== DATA

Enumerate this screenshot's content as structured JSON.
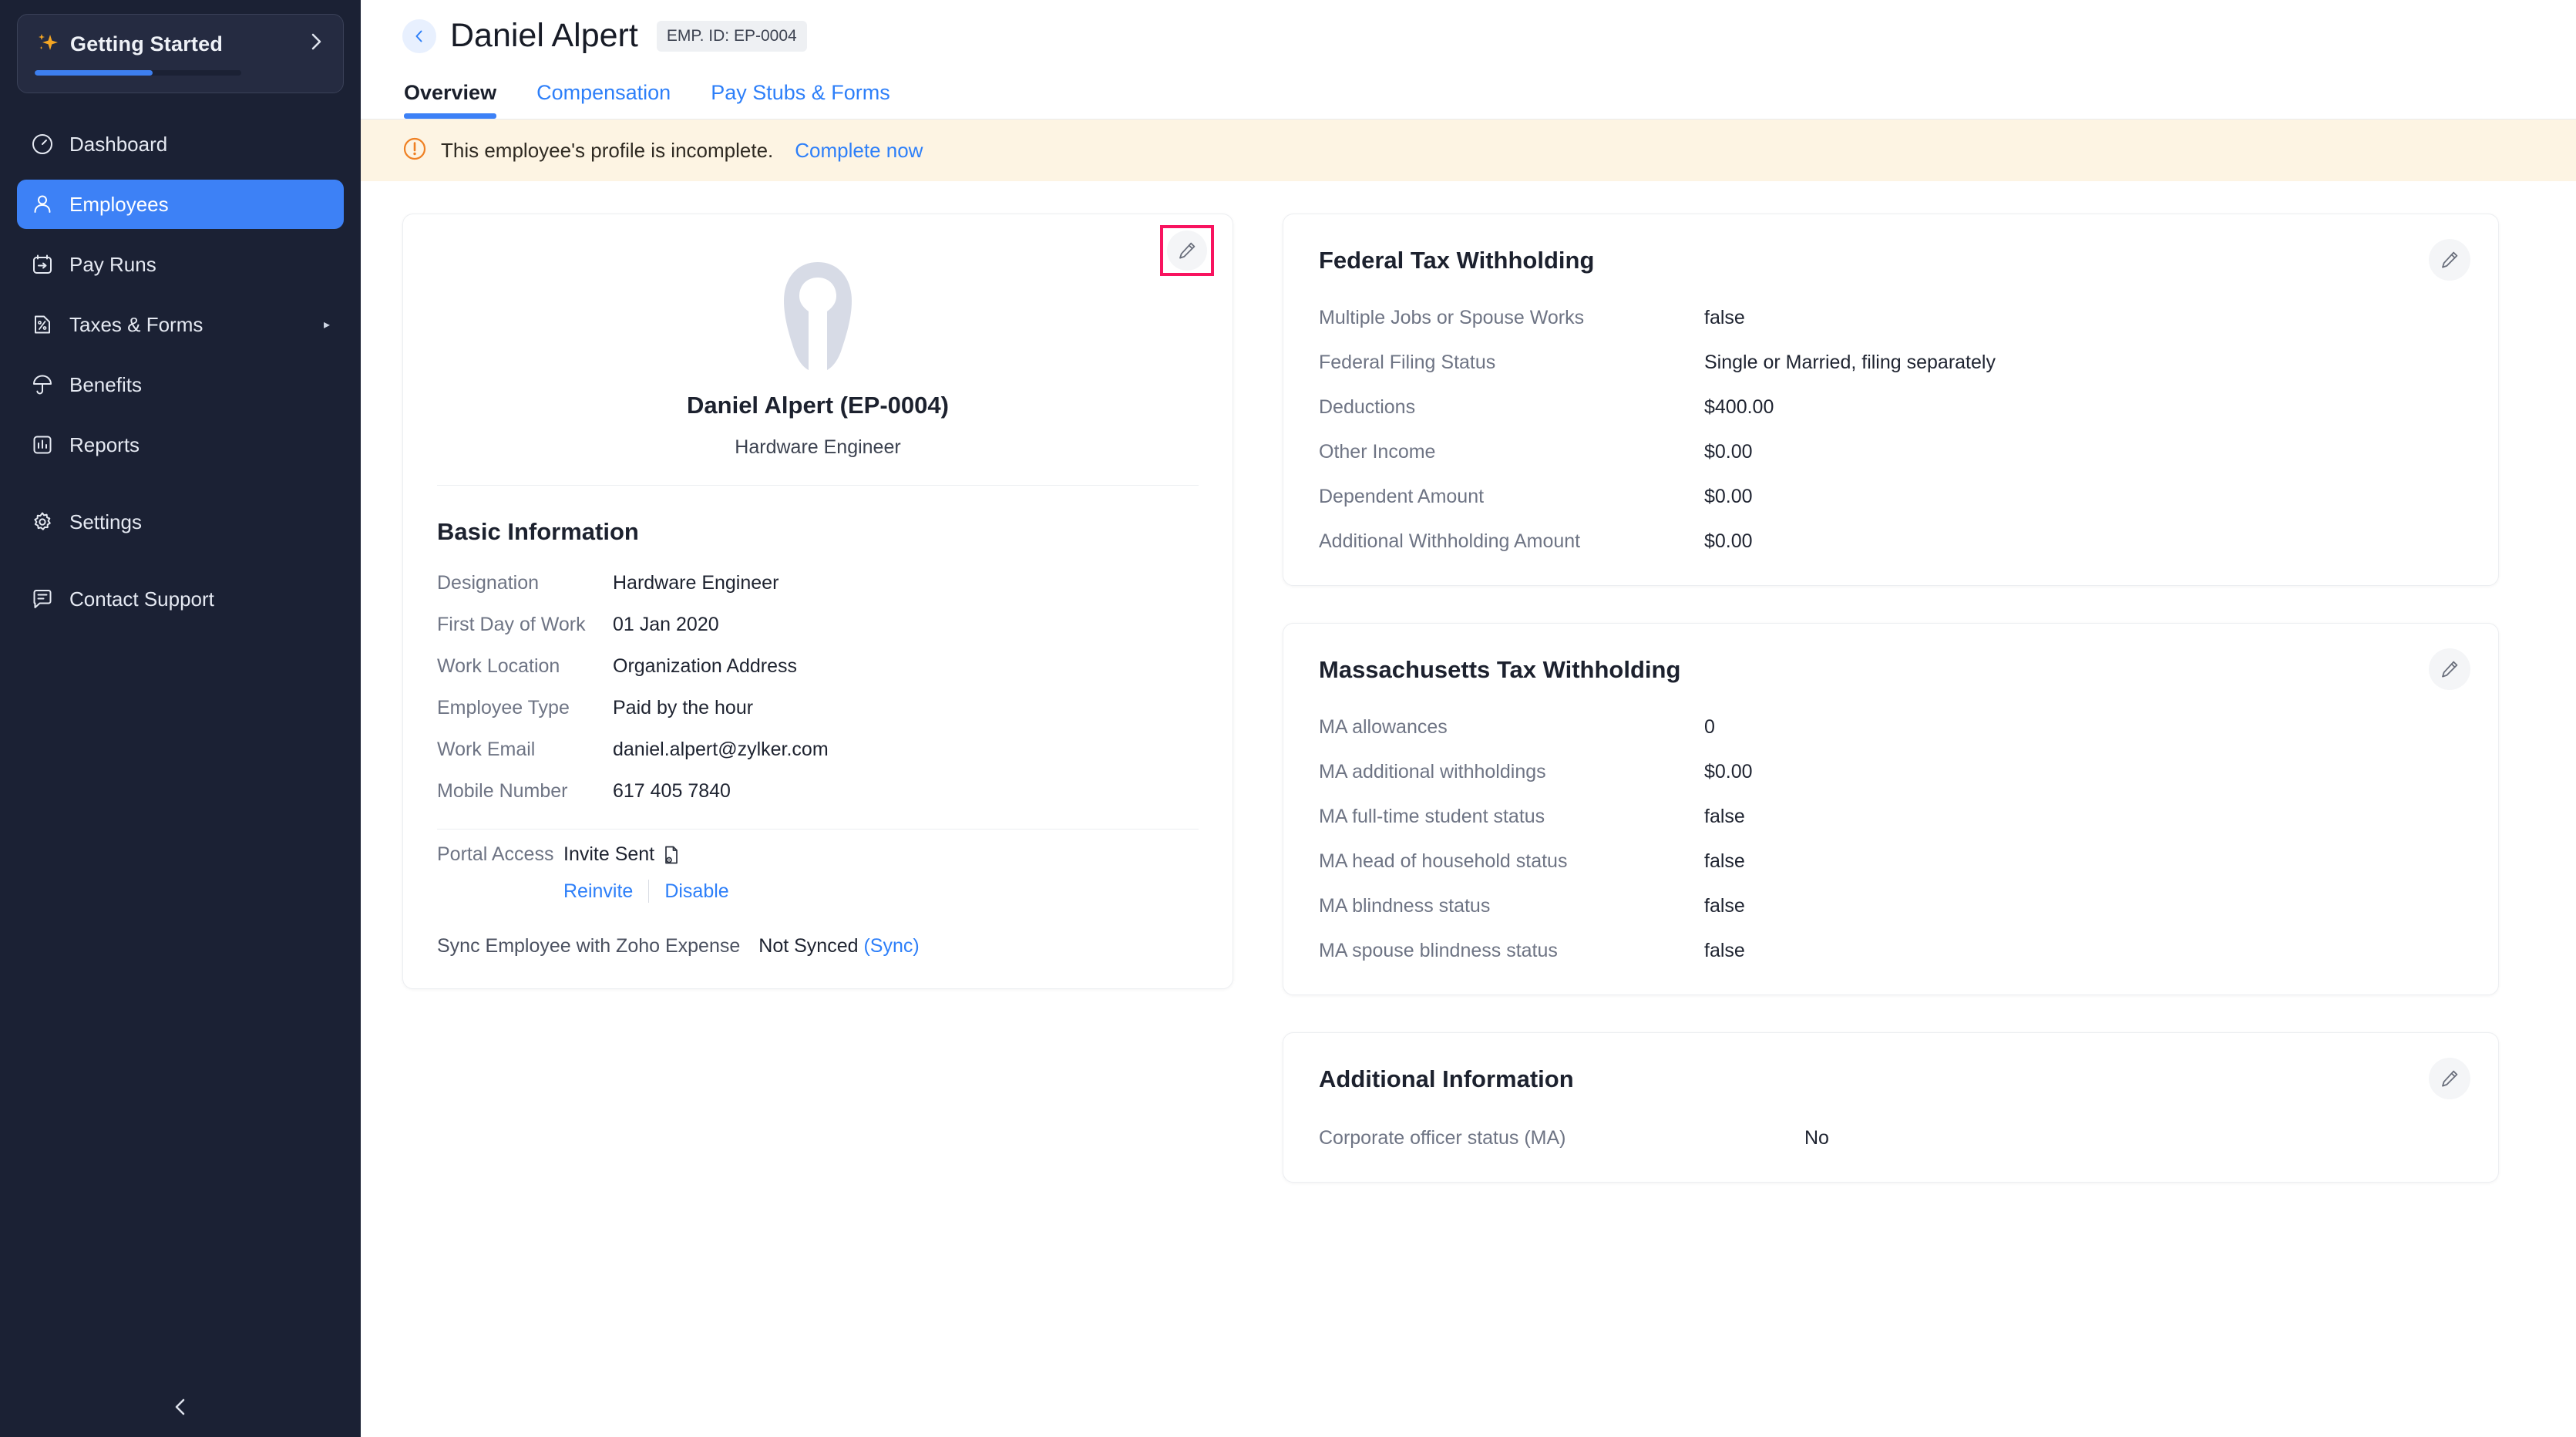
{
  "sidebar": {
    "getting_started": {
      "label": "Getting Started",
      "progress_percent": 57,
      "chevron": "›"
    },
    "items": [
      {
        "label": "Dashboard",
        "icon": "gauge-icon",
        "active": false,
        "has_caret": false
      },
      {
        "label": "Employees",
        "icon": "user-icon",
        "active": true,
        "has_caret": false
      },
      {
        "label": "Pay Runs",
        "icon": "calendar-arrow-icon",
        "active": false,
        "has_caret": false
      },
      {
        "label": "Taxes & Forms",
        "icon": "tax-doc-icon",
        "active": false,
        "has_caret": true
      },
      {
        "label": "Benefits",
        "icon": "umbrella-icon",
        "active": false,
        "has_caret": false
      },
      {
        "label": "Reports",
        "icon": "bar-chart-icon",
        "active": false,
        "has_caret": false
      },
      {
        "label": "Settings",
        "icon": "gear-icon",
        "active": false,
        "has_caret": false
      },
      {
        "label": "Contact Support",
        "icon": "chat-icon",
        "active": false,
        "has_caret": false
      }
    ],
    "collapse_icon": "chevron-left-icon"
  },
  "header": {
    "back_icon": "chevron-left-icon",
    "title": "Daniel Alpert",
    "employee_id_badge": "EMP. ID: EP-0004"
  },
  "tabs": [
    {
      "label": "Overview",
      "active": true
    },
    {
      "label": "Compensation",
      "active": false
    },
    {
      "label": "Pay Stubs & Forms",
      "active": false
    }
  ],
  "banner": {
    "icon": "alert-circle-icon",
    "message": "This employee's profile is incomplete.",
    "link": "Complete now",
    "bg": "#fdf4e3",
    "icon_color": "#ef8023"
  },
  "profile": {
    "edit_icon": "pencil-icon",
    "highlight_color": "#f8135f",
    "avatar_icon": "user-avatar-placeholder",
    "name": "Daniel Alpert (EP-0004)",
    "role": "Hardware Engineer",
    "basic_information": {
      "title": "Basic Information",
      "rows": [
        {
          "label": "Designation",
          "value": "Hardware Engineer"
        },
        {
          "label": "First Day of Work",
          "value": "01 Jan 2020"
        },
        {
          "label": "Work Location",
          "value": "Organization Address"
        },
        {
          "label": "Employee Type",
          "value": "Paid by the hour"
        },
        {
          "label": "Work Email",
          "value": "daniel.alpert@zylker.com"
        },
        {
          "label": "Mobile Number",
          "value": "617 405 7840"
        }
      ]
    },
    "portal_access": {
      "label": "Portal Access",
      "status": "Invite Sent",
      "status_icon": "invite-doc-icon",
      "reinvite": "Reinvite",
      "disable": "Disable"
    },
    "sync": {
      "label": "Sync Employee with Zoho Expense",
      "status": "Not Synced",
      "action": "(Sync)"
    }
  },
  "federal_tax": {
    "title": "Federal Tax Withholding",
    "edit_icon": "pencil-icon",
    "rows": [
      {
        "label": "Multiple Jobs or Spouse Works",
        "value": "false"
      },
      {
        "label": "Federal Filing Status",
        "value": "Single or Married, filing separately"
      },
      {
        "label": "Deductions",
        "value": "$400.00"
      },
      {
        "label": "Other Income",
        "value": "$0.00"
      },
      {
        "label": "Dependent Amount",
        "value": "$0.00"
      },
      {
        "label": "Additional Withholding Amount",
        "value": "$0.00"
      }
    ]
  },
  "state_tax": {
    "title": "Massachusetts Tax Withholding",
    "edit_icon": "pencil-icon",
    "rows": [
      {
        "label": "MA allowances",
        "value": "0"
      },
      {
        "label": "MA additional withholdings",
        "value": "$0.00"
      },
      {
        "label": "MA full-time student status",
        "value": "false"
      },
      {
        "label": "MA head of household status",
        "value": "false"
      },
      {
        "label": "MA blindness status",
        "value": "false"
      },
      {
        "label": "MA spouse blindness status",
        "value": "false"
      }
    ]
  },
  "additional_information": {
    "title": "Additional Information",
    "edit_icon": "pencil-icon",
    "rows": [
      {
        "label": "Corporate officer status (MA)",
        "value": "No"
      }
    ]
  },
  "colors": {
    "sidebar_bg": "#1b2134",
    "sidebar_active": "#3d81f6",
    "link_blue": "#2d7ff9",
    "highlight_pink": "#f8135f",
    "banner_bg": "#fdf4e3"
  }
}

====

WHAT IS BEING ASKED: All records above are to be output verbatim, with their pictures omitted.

ANSWER TO THE PROBLEM:
Enumerate this screenshot's content as structured JSON.
{
  "sidebar": {
    "getting_started": {
      "label": "Getting Started",
      "progress_percent": 57,
      "chevron": "›"
    },
    "items": [
      {
        "label": "Dashboard",
        "icon": "gauge-icon",
        "active": false,
        "has_caret": false
      },
      {
        "label": "Employees",
        "icon": "user-icon",
        "active": true,
        "has_caret": false
      },
      {
        "label": "Pay Runs",
        "icon": "calendar-arrow-icon",
        "active": false,
        "has_caret": false
      },
      {
        "label": "Taxes & Forms",
        "icon": "tax-doc-icon",
        "active": false,
        "has_caret": true
      },
      {
        "label": "Benefits",
        "icon": "umbrella-icon",
        "active": false,
        "has_caret": false
      },
      {
        "label": "Reports",
        "icon": "bar-chart-icon",
        "active": false,
        "has_caret": false
      },
      {
        "label": "Settings",
        "icon": "gear-icon",
        "active": false,
        "has_caret": false
      },
      {
        "label": "Contact Support",
        "icon": "chat-icon",
        "active": false,
        "has_caret": false
      }
    ],
    "collapse_icon": "chevron-left-icon"
  },
  "header": {
    "back_icon": "chevron-left-icon",
    "title": "Daniel Alpert",
    "employee_id_badge": "EMP. ID: EP-0004"
  },
  "tabs": [
    {
      "label": "Overview",
      "active": true
    },
    {
      "label": "Compensation",
      "active": false
    },
    {
      "label": "Pay Stubs & Forms",
      "active": false
    }
  ],
  "banner": {
    "icon": "alert-circle-icon",
    "message": "This employee's profile is incomplete.",
    "link": "Complete now",
    "bg": "#fdf4e3",
    "icon_color": "#ef8023"
  },
  "profile": {
    "edit_icon": "pencil-icon",
    "highlight_color": "#f8135f",
    "avatar_icon": "user-avatar-placeholder",
    "name": "Daniel Alpert (EP-0004)",
    "role": "Hardware Engineer",
    "basic_information": {
      "title": "Basic Information",
      "rows": [
        {
          "label": "Designation",
          "value": "Hardware Engineer"
        },
        {
          "label": "First Day of Work",
          "value": "01 Jan 2020"
        },
        {
          "label": "Work Location",
          "value": "Organization Address"
        },
        {
          "label": "Employee Type",
          "value": "Paid by the hour"
        },
        {
          "label": "Work Email",
          "value": "daniel.alpert@zylker.com"
        },
        {
          "label": "Mobile Number",
          "value": "617 405 7840"
        }
      ]
    },
    "portal_access": {
      "label": "Portal Access",
      "status": "Invite Sent",
      "status_icon": "invite-doc-icon",
      "reinvite": "Reinvite",
      "disable": "Disable"
    },
    "sync": {
      "label": "Sync Employee with Zoho Expense",
      "status": "Not Synced",
      "action": "(Sync)"
    }
  },
  "federal_tax": {
    "title": "Federal Tax Withholding",
    "edit_icon": "pencil-icon",
    "rows": [
      {
        "label": "Multiple Jobs or Spouse Works",
        "value": "false"
      },
      {
        "label": "Federal Filing Status",
        "value": "Single or Married, filing separately"
      },
      {
        "label": "Deductions",
        "value": "$400.00"
      },
      {
        "label": "Other Income",
        "value": "$0.00"
      },
      {
        "label": "Dependent Amount",
        "value": "$0.00"
      },
      {
        "label": "Additional Withholding Amount",
        "value": "$0.00"
      }
    ]
  },
  "state_tax": {
    "title": "Massachusetts Tax Withholding",
    "edit_icon": "pencil-icon",
    "rows": [
      {
        "label": "MA allowances",
        "value": "0"
      },
      {
        "label": "MA additional withholdings",
        "value": "$0.00"
      },
      {
        "label": "MA full-time student status",
        "value": "false"
      },
      {
        "label": "MA head of household status",
        "value": "false"
      },
      {
        "label": "MA blindness status",
        "value": "false"
      },
      {
        "label": "MA spouse blindness status",
        "value": "false"
      }
    ]
  },
  "additional_information": {
    "title": "Additional Information",
    "edit_icon": "pencil-icon",
    "rows": [
      {
        "label": "Corporate officer status (MA)",
        "value": "No"
      }
    ]
  },
  "colors": {
    "sidebar_bg": "#1b2134",
    "sidebar_active": "#3d81f6",
    "link_blue": "#2d7ff9",
    "highlight_pink": "#f8135f",
    "banner_bg": "#fdf4e3"
  }
}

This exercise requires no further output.